Three Days Later: Head to Sapphire Chutes, which are shaded from the sun and guarded behind an intimidating entrance. To get there, climb Spanky’s and take the high right traverse across Garnet Bowl. Straightline the entrance to reach the chutes. Then the farther right you go, the steeper the lines.

Park and Pipe: Blackcomb is littered with jumps. Take the Catskinner chair to access the Nintendo Terrain Park—home to over 70 rails—and Highest Level Terrain Park, which requires a special waiver and a helmet to ride.

Backcountry Access: The safest exit into the backcountry is on the far side of Blackcomb Glacier, where you’ll pass through a transceiver check gate and then skin into the Spearhead range. Check Whistler Blackcomb’s website to hire a guide and to see the latest avalanche report.

Weather: Last season Blackcomb notched over 33 feet of snow. The place doesn’t lack for powder days, especially in January and February. What it does lack is bluebird—gray skies are the norm.

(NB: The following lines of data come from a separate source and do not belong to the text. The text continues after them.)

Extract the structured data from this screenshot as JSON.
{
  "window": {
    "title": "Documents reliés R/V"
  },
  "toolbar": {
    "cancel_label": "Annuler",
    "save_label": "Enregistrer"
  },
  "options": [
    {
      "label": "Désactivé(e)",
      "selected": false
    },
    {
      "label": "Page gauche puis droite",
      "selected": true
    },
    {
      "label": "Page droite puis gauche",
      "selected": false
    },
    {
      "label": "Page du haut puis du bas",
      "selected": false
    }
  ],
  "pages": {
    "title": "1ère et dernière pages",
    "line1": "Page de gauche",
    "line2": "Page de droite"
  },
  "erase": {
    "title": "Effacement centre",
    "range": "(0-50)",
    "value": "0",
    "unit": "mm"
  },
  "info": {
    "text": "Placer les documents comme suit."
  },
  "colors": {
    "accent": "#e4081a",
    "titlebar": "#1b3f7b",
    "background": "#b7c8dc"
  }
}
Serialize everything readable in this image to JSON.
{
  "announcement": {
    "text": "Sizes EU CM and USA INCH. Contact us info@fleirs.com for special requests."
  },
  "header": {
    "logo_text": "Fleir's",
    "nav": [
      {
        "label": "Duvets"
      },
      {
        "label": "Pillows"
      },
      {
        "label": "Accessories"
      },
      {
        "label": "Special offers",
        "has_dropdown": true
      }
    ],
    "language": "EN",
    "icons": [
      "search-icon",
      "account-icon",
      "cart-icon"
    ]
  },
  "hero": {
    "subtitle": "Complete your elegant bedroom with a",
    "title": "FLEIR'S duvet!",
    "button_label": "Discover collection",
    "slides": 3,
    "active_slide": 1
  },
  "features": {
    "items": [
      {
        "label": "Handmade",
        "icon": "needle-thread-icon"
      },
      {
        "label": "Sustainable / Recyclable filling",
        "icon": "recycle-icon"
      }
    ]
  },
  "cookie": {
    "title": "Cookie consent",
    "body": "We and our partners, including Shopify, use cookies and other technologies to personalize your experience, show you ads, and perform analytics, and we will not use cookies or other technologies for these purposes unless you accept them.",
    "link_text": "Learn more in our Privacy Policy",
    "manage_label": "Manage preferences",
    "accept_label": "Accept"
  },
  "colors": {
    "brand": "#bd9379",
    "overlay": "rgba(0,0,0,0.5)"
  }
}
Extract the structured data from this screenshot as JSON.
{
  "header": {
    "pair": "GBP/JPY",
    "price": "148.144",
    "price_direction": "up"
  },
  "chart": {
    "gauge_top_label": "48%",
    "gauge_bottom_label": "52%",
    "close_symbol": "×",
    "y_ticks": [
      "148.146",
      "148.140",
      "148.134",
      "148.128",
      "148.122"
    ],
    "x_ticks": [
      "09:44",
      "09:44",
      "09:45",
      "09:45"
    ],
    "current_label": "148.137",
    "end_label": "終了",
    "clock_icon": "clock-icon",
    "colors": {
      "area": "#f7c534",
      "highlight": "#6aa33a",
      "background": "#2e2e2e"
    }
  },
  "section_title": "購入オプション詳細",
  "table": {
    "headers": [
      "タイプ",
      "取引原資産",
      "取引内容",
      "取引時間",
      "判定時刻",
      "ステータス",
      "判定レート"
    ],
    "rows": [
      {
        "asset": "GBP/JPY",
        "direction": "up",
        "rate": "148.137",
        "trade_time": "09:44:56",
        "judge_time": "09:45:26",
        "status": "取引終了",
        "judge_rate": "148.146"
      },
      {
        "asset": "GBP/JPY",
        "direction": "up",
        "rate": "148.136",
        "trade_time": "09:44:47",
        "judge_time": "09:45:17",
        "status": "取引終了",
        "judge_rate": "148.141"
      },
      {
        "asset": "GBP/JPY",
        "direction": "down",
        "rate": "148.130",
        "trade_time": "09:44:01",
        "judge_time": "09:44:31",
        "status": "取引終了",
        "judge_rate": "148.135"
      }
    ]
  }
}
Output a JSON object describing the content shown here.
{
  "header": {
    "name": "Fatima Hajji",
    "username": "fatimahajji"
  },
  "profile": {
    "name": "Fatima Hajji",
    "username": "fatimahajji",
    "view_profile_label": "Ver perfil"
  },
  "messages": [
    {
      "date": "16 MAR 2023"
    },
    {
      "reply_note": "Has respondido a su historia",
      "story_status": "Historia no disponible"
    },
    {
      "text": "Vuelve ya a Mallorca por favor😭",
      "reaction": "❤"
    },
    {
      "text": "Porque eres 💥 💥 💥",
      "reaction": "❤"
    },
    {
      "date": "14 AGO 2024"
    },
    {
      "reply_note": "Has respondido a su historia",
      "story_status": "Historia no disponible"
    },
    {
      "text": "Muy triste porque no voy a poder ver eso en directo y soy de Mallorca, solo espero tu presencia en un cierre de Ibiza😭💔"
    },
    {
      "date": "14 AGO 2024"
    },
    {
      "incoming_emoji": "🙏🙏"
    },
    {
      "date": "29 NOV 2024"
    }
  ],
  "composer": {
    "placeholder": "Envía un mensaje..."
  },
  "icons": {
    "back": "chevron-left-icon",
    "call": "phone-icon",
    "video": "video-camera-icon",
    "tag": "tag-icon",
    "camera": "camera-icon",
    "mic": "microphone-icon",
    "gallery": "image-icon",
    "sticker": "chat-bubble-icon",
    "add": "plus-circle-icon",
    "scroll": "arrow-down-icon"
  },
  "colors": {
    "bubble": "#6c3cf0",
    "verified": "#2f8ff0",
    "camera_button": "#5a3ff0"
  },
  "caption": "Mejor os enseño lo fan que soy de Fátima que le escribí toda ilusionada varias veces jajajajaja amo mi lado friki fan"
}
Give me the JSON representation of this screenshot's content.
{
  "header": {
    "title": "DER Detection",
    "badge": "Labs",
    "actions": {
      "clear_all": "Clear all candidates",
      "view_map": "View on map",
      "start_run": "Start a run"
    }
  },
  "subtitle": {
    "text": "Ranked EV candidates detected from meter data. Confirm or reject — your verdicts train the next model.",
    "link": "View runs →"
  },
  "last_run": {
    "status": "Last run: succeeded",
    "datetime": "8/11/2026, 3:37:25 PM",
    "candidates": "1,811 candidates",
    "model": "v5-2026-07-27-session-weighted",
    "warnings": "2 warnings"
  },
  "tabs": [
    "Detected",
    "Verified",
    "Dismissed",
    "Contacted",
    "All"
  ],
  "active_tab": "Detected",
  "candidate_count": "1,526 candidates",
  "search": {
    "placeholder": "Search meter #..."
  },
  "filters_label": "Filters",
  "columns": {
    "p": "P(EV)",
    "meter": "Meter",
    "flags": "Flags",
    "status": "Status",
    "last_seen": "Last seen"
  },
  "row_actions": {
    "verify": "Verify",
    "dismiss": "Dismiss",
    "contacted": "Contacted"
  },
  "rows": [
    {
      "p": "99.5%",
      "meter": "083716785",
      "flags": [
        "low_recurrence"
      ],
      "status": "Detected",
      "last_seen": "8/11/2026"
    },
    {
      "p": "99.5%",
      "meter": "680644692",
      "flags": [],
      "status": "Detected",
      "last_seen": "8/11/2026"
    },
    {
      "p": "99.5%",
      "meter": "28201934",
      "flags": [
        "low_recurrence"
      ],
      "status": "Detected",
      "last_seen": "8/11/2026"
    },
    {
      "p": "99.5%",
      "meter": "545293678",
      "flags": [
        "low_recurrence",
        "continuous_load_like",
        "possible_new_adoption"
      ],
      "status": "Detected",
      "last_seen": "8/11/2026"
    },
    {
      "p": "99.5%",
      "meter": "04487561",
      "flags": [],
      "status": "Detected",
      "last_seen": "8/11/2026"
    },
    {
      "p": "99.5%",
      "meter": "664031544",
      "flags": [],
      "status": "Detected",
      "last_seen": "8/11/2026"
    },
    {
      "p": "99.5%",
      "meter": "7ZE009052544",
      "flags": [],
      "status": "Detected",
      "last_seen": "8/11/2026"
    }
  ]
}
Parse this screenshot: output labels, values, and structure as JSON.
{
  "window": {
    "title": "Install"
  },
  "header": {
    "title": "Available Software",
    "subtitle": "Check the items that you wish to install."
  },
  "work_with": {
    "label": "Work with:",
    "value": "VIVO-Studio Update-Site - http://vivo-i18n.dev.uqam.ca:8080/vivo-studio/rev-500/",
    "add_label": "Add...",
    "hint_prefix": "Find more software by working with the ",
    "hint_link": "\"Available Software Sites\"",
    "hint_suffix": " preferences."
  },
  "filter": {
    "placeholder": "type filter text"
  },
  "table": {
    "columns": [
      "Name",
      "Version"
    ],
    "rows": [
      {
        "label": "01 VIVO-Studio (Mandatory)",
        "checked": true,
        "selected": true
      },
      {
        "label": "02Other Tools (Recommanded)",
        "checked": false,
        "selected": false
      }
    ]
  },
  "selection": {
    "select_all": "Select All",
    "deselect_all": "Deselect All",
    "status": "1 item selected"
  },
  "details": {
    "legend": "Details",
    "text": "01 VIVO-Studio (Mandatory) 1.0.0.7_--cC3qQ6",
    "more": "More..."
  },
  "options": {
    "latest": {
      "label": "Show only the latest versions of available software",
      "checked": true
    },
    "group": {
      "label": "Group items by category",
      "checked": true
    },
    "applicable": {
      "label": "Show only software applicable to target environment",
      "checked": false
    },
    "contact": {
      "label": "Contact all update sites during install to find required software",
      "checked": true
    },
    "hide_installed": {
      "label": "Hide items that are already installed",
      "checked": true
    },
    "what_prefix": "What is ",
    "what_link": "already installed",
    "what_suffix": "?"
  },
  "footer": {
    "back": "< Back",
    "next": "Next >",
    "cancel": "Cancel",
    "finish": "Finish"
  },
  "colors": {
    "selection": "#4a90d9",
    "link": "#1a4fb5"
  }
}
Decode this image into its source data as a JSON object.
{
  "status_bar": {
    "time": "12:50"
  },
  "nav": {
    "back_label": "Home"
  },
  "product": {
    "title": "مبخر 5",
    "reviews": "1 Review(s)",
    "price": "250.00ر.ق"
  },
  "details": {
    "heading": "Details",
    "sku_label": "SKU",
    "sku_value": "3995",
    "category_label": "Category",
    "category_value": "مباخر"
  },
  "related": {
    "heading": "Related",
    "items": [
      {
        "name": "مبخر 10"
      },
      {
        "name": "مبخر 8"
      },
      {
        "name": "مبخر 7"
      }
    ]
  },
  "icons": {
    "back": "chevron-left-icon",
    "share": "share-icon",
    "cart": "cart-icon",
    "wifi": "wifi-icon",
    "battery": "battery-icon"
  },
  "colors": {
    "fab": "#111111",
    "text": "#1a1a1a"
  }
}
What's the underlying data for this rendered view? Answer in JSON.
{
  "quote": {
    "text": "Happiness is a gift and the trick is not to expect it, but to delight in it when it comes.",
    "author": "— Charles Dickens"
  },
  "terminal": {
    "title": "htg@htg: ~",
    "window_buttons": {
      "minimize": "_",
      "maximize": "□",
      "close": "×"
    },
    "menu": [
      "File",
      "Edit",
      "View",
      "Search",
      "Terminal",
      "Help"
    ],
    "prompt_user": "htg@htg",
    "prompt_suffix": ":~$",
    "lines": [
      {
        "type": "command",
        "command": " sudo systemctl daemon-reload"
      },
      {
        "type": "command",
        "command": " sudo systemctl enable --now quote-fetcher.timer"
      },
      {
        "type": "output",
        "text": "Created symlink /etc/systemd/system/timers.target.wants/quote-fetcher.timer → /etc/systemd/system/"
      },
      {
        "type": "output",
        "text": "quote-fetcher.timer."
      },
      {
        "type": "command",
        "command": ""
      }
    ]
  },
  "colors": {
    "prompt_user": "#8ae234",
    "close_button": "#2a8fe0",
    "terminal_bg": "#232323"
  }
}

Après: There are plenty of après spots in the village, but none quite like the Garibaldi Lift Company, located above the Whistler gondola. Share a plate of nachos or the infamous sex-cheese tapa and a pitcher of Alexander Keith’s India Pale Ale.

Fuel: For cheap eats, grab a burger and fries smothered in cheese and gravy at Splitz Grill. For a spendier meal, shell out for the crusted ahi tuna and warm goat-cheese salad at Trattoria di Umberto.

Up All Night: Start your night with the locals at the Cinnamon Bear in the Hilton Hotel. Then take it to Garfinkel’s, which gets the top DJs and bands that come through town.

Digs: Thanks to the slipping Canadian dollar and a weak economy, the Nita Lake Lodge—Whistler’s newest hotel—is offering sweet deals for its opening season. Rooms start at $207—not bad for a town where you’re usually lucky to get a closet for that price (

Elevation: 7,494 feet

Vertical Drop: 5,280 feet

Snowfall: 400 inches

Acres: 3,414